  • Fixed selection range after the type attribute of an <input> changes.
  • Fixed selection range to be limited by the length of the current value.
  • Fixed the user-agent stylesheet to include table { text-indent: initial } to align with specifications.
  • Fixed the user-agent stylesheet to include box-sizing: border-box for <input type="color">.
  • Fixed the line-height declaration to use !important for the placeholder of an input.


  • Fixed blocking image content in object elements.
  • Fixed incorrect CORP/COEP check in 304 responses.
  • Fixed mixing strict-dynamic and unsafe-inline policies.
  • Fixed script-src-elem policies in Workers.
  • Fixed incorrect blocked-uri for inline scripts and strict-dynamic policies.

WebGL 2

  • Fixed handling AllowShared TypedArray.

Web Inspector

  • Fixed breakpoints not triggering, breakpoints occurring at incorrect locations in scripts, and incorrect error/stack trace line/column numbers when inspecting minified sources with multi-line strings.
  • Fixed importing Timelines sometimes not scrolling.
  • Fixed importing Audits sometimes crashing.
  • Fixed CSS autocomplete to suggest the most commonly-used property, not the alphabetical one.

Web Driver

  • Fixed pointerMove actions to correctly fire mouse events.
  • Fixed rapid session creation and deletion leading to timeouts in session creation.

Safari Web Extensions

  • Fixed incorrect counts being returned from getBytesInUse.
  • Extensions that request the unlimitedStorage permission no longer also need the storage permission.
  • Updated the maximum number of static rulesets to 50 and the maximum number of enabled static rulesets to 10.
  • Service workers are no longer returned from extension.getBackgroundPage and extension.getViews


We love hearing from you.

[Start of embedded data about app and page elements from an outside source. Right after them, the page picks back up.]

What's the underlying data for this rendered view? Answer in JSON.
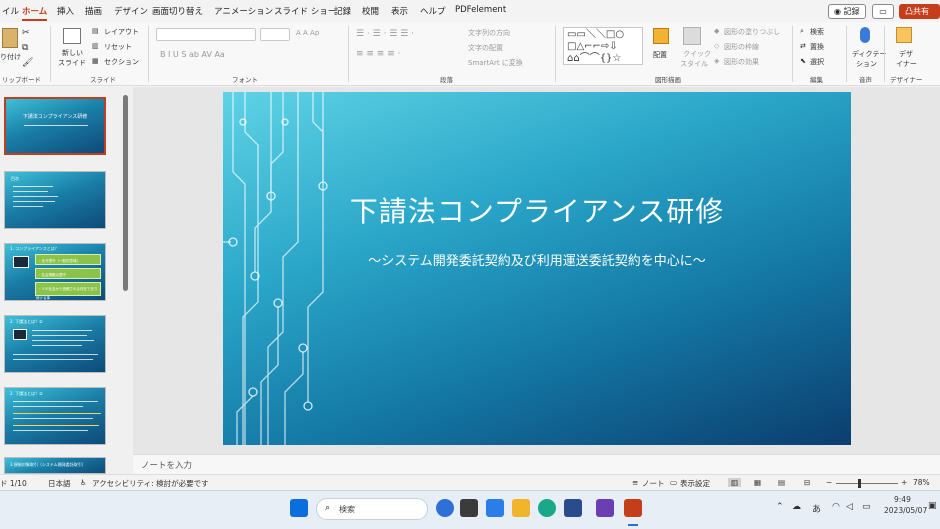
{
  "menubar": {
    "tabs": [
      "イル",
      "ホーム",
      "挿入",
      "描画",
      "デザイン",
      "画面切り替え",
      "アニメーション",
      "スライド ショー",
      "記録",
      "校閲",
      "表示",
      "ヘルプ",
      "PDFelement"
    ],
    "active": "ホーム",
    "record_label": "◉ 記録",
    "comment_icon": "comment-icon",
    "share_label": "凸共有"
  },
  "ribbon": {
    "paste_label": "り付け",
    "clipboard_group": "リップボード",
    "new_slide_label": "新しい",
    "new_slide_label2": "スライド",
    "layout_label": "レイアウト",
    "reset_label": "リセット",
    "section_label": "セクション",
    "slides_group": "スライド",
    "font_group": "フォント",
    "font_buttons": "B  I  U  S  ab  AV  Aa",
    "font_size_buttons": "A  A  Ap",
    "paragraph_group": "段落",
    "text_direction": "文字列の方向",
    "text_align": "文字の配置",
    "smartart": "SmartArt に変換",
    "arrange_label": "配置",
    "quick_style_label": "クイック",
    "quick_style_label2": "スタイル",
    "shape_fill": "図形の塗りつぶし",
    "shape_outline": "図形の枠線",
    "shape_effect": "図形の効果",
    "drawing_group": "図形描画",
    "find_label": "検索",
    "replace_label": "置換",
    "select_label": "選択",
    "editing_group": "編集",
    "dictate_label": "ディクテー",
    "dictate_label2": "ション",
    "voice_group": "音声",
    "designer_label": "デザ",
    "designer_label2": "イナー",
    "designer_group": "デザイナー"
  },
  "thumbnails": [
    {
      "number": 1,
      "title": "下請法コンプライアンス研修"
    },
    {
      "number": 2,
      "title": "目次"
    },
    {
      "number": 3,
      "title": "1. コンプライアンスとは？",
      "boxes": [
        "・法令遵守（一般的意味）",
        "・社会規範の遵守",
        "・人や社会から信頼される存在であり続ける事"
      ]
    },
    {
      "number": 4,
      "title": "2. 下請法とは？①"
    },
    {
      "number": 5,
      "title": "2. 下請法とは？②"
    },
    {
      "number": 6,
      "title": "3.規制対象取引（システム開発委託取引）"
    }
  ],
  "slide": {
    "title": "下請法コンプライアンス研修",
    "subtitle": "～システム開発委託契約及び利用運送委託契約を中心に～"
  },
  "notes": {
    "placeholder": "ノートを入力"
  },
  "status": {
    "slide_counter": "ド 1/10",
    "language": "日本語",
    "accessibility": "アクセシビリティ: 検討が必要です",
    "notes_btn": "ノート",
    "display_settings": "表示設定",
    "zoom": "78%"
  },
  "taskbar": {
    "search_placeholder": "検索",
    "ime": "あ",
    "time": "9:49",
    "date": "2023/05/07",
    "colors": {
      "accent": "#c43e1c",
      "slide_dark": "#0b3e6e",
      "slide_light": "#5fd3e6"
    }
  }
}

Send a tweet to @webkit, @jensimmons, or @jonathandavis to share your thoughts on Safari 16. If you run into any issues, we welcome your feedback on Safari UI, or your WebKit bug report about web technology or Web Inspector. Filing issues really does make a difference.

Download the latest Safari Technology Preview to stay at the forefront of the web platform and to use the latest Web Inspector features. You can also use the WebKit Feature Status page to watch for new information about the web features that interest you the most.

To learn more about what’s in Safari 16 for web developers, read the Safari 16 Release Notes.